- additional trash cans - community garden - 'using trees bred for urban areas

Thank you + come again soon!

Want to be involved? Contact for more information.

Follow PCDC on Facebook, Instagram, and Twitter @PCDC_Events Zine written and designed by Jennifer Lam,

Family Style Conversations - Dinner Journal 2 - Philadelphia Chinatown  

The second community dinner of a pilot series hosted by PCDC. Food for thought by and for the Philadelphia Chinatown neighborhood. Topics in...

Family Style Conversations - Dinner Journal 2 - Philadelphia Chinatown  

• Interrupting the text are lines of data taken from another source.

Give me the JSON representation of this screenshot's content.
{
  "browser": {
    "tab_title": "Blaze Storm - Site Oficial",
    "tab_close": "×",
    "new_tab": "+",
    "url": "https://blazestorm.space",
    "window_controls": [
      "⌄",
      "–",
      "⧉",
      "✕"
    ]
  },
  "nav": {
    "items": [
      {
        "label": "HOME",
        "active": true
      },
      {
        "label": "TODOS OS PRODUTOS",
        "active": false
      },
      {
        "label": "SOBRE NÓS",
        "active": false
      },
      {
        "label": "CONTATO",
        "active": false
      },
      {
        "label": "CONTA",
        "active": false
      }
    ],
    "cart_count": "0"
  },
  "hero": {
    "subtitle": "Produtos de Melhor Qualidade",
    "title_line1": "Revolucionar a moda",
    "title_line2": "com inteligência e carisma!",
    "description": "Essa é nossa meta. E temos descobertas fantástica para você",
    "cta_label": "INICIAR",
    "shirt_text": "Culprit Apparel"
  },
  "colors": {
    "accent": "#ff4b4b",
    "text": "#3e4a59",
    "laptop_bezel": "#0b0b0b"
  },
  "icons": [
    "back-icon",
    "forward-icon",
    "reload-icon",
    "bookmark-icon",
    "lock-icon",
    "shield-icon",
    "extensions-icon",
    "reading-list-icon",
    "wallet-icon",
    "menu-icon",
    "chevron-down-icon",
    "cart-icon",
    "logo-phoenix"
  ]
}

The second community dinner of a pilot series hosted by PCDC. Food for thought by and for the Philadelphia Chinatown neighborhood. Topics in...